Section I: Description of a Competent Child
When it comes to companionship, a socially competent child should be able to get along well with others and thus form friendships. It is only natural for a socially competent child to seek out others and form a group. Confidence and a sense of belonging come from seeking and thus attaining the approval of one's peers. This is sometimes a period where the child feels more compelled to please his associations rather than thinking about how the situation will affect him or others. Friendship endorses productivity, mentally and physically, for the child. The child attains people skills, an attribute that will evolve over his lifespan. Physically, the child is encouraged by the group to participate in activities. There are many levels of friendship a socially competent child may attain depending on his/her age and maturity level. They develop from a friend being a person whom shares toys to deep emotional commitment which comes much later in years.

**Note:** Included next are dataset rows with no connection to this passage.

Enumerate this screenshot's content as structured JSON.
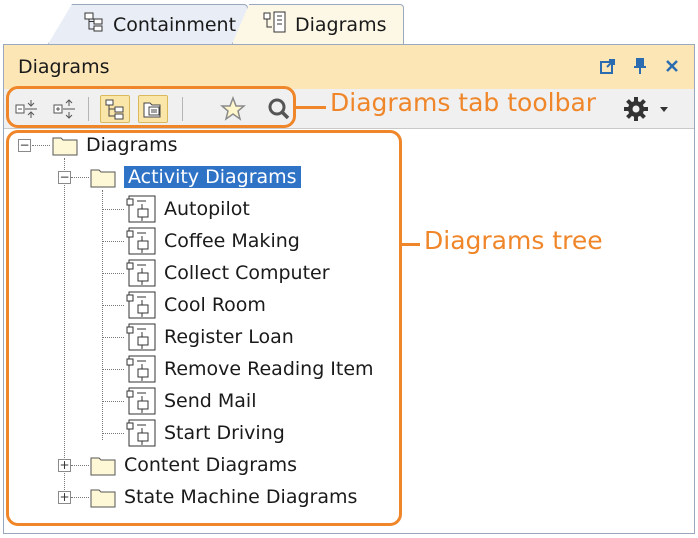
{
  "tabs": [
    {
      "label": "Containment",
      "icon": "containment-tree-icon",
      "active": false
    },
    {
      "label": "Diagrams",
      "icon": "diagrams-tab-icon",
      "active": true
    }
  ],
  "panel": {
    "title": "Diagrams",
    "title_buttons": [
      "float-window-icon",
      "pin-icon",
      "close-icon"
    ]
  },
  "toolbar": {
    "buttons": [
      "collapse-all-icon",
      "expand-all-icon",
      "show-hierarchy-icon",
      "group-by-type-icon",
      "favorite-star-icon",
      "search-icon"
    ],
    "pressed": [
      "show-hierarchy-icon",
      "group-by-type-icon"
    ],
    "options_icon": "gear-icon"
  },
  "annotations": {
    "toolbar_label": "Diagrams tab toolbar",
    "tree_label": "Diagrams tree",
    "color": "#f0862a"
  },
  "tree": {
    "root": "Diagrams",
    "groups": [
      {
        "label": "Activity Diagrams",
        "expanded": true,
        "selected": true,
        "children": [
          "Autopilot",
          "Coffee Making",
          "Collect Computer",
          "Cool Room",
          "Register Loan",
          "Remove Reading Item",
          "Send Mail",
          "Start Driving"
        ]
      },
      {
        "label": "Content Diagrams",
        "expanded": false
      },
      {
        "label": "State Machine Diagrams",
        "expanded": false
      }
    ]
  }
}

Communication is a huge part of social competence. If children lack the verbal skills to communicate feelings then they may become frustrated and express their feeling in other more physical ways. Children whom are competent in communication are able to express feelings of happiness as well as distress using their speech in addition to their body language and other most subtle forms of communication. Not only do children have to be able to express their own feelings and thoughts, they need to be in tune to others' signals of communication. Not only are they good talkers but they are good listeners as well. They are able to interpret and understand others' speech and actions and react accordingly. When a good, functioning two-way communication has been developed then a child may be considered competent...